DATASET RECORDS:
============

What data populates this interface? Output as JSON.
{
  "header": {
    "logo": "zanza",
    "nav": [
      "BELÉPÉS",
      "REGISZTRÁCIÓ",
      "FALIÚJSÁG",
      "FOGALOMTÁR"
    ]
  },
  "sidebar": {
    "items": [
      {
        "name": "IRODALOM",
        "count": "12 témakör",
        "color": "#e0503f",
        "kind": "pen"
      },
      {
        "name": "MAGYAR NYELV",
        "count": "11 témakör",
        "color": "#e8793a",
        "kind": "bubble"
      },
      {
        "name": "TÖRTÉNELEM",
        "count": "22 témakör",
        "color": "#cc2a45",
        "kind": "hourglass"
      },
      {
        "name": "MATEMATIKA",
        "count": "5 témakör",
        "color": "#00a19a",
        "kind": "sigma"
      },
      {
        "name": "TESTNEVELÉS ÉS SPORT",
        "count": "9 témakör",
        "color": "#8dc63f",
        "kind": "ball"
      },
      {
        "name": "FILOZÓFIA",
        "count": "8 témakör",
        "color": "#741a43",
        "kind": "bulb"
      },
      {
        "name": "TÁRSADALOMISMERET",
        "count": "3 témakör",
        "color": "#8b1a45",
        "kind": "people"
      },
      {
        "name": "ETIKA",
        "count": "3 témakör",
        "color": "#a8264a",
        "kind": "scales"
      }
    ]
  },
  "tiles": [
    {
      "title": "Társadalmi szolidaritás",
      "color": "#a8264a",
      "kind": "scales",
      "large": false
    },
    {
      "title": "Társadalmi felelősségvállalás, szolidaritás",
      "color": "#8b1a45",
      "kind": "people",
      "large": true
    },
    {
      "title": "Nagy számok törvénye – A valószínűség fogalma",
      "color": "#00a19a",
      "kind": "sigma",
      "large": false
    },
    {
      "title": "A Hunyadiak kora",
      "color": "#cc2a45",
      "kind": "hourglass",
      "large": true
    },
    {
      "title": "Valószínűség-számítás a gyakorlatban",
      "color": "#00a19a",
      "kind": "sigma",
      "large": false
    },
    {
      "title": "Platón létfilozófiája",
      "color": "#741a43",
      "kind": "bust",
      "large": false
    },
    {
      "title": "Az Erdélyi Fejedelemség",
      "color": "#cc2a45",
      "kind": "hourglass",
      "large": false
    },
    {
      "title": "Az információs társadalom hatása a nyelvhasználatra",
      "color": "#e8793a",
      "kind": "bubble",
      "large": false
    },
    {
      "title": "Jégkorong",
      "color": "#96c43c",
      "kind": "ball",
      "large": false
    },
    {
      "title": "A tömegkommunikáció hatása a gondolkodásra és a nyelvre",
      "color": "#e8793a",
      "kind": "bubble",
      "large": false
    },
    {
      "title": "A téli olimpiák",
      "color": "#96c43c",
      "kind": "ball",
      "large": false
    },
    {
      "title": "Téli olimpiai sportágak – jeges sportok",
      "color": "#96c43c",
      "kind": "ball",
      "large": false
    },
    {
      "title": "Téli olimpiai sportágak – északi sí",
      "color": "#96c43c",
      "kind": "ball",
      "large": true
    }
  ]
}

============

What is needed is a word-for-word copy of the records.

What data populates this interface? Output as JSON.
{
  "header": {
    "logo": "zanza",
    "nav": [
      "BELÉPÉS",
      "REGISZTRÁCIÓ",
      "FALIÚJSÁG",
      "FOGALOMTÁR"
    ]
  },
  "sidebar": {
    "items": [
      {
        "name": "IRODALOM",
        "count": "12 témakör",
        "color": "#e0503f",
        "kind": "pen"
      },
      {
        "name": "MAGYAR NYELV",
        "count": "11 témakör",
        "color": "#e8793a",
        "kind": "bubble"
      },
      {
        "name": "TÖRTÉNELEM",
        "count": "22 témakör",
        "color": "#cc2a45",
        "kind": "hourglass"
      },
      {
        "name": "MATEMATIKA",
        "count": "5 témakör",
        "color": "#00a19a",
        "kind": "sigma"
      },
      {
        "name": "TESTNEVELÉS ÉS SPORT",
        "count": "9 témakör",
        "color": "#8dc63f",
        "kind": "ball"
      },
      {
        "name": "FILOZÓFIA",
        "count": "8 témakör",
        "color": "#741a43",
        "kind": "bulb"
      },
      {
        "name": "TÁRSADALOMISMERET",
        "count": "3 témakör",
        "color": "#8b1a45",
        "kind": "people"
      },
      {
        "name": "ETIKA",
        "count": "3 témakör",
        "color": "#a8264a",
        "kind": "scales"
      }
    ]
  },
  "tiles": [
    {
      "title": "Társadalmi szolidaritás",
      "color": "#a8264a",
      "kind": "scales",
      "large": false
    },
    {
      "title": "Társadalmi felelősségvállalás, szolidaritás",
      "color": "#8b1a45",
      "kind": "people",
      "large": true
    },
    {
      "title": "Nagy számok törvénye – A valószínűség fogalma",
      "color": "#00a19a",
      "kind": "sigma",
      "large": false
    },
    {
      "title": "A Hunyadiak kora",
      "color": "#cc2a45",
      "kind": "hourglass",
      "large": true
    },
    {
      "title": "Valószínűség-számítás a gyakorlatban",
      "color": "#00a19a",
      "kind": "sigma",
      "large": false
    },
    {
      "title": "Platón létfilozófiája",
      "color": "#741a43",
      "kind": "bust",
      "large": false
    },
    {
      "title": "Az Erdélyi Fejedelemség",
      "color": "#cc2a45",
      "kind": "hourglass",
      "large": false
    },
    {
      "title": "Az információs társadalom hatása a nyelvhasználatra",
      "color": "#e8793a",
      "kind": "bubble",
      "large": false
    },
    {
      "title": "Jégkorong",
      "color": "#96c43c",
      "kind": "ball",
      "large": false
    },
    {
      "title": "A tömegkommunikáció hatása a gondolkodásra és a nyelvre",
      "color": "#e8793a",
      "kind": "bubble",
      "large": false
    },
    {
      "title": "A téli olimpiák",
      "color": "#96c43c",
      "kind": "ball",
      "large": false
    },
    {
      "title": "Téli olimpiai sportágak – jeges sportok",
      "color": "#96c43c",
      "kind": "ball",
      "large": false
    },
    {
      "title": "Téli olimpiai sportágak – északi sí",
      "color": "#96c43c",
      "kind": "ball",
      "large": true
    }
  ]
}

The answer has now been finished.